▶
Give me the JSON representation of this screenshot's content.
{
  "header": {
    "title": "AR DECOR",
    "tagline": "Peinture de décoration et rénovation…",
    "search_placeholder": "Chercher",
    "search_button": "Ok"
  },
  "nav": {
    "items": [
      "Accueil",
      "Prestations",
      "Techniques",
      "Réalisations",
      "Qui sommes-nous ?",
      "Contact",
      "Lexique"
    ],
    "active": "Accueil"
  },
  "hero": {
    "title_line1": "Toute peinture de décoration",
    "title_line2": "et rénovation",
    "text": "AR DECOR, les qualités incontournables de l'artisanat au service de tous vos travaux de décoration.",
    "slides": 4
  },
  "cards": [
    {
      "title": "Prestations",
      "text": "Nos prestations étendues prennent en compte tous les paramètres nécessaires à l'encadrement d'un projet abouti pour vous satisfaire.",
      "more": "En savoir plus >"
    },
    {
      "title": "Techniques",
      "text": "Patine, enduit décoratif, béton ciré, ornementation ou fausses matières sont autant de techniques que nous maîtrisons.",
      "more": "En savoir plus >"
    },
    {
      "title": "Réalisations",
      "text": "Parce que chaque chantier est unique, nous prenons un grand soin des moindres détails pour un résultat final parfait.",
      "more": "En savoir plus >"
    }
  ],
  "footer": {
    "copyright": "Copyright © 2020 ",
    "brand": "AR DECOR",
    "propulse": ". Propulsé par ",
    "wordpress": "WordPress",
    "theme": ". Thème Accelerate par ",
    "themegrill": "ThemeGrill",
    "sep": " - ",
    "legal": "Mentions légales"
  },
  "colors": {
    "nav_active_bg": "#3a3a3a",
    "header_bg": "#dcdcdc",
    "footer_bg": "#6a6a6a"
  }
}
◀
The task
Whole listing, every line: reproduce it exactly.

Your solution
Give me the JSON representation of this screenshot's content.
{
  "header": {
    "title": "AR DECOR",
    "tagline": "Peinture de décoration et rénovation…",
    "search_placeholder": "Chercher",
    "search_button": "Ok"
  },
  "nav": {
    "items": [
      "Accueil",
      "Prestations",
      "Techniques",
      "Réalisations",
      "Qui sommes-nous ?",
      "Contact",
      "Lexique"
    ],
    "active": "Accueil"
  },
  "hero": {
    "title_line1": "Toute peinture de décoration",
    "title_line2": "et rénovation",
    "text": "AR DECOR, les qualités incontournables de l'artisanat au service de tous vos travaux de décoration.",
    "slides": 4
  },
  "cards": [
    {
      "title": "Prestations",
      "text": "Nos prestations étendues prennent en compte tous les paramètres nécessaires à l'encadrement d'un projet abouti pour vous satisfaire.",
      "more": "En savoir plus >"
    },
    {
      "title": "Techniques",
      "text": "Patine, enduit décoratif, béton ciré, ornementation ou fausses matières sont autant de techniques que nous maîtrisons.",
      "more": "En savoir plus >"
    },
    {
      "title": "Réalisations",
      "text": "Parce que chaque chantier est unique, nous prenons un grand soin des moindres détails pour un résultat final parfait.",
      "more": "En savoir plus >"
    }
  ],
  "footer": {
    "copyright": "Copyright © 2020 ",
    "brand": "AR DECOR",
    "propulse": ". Propulsé par ",
    "wordpress": "WordPress",
    "theme": ". Thème Accelerate par ",
    "themegrill": "ThemeGrill",
    "sep": " - ",
    "legal": "Mentions légales"
  },
  "colors": {
    "nav_active_bg": "#3a3a3a",
    "header_bg": "#dcdcdc",
    "footer_bg": "#6a6a6a"
  }
}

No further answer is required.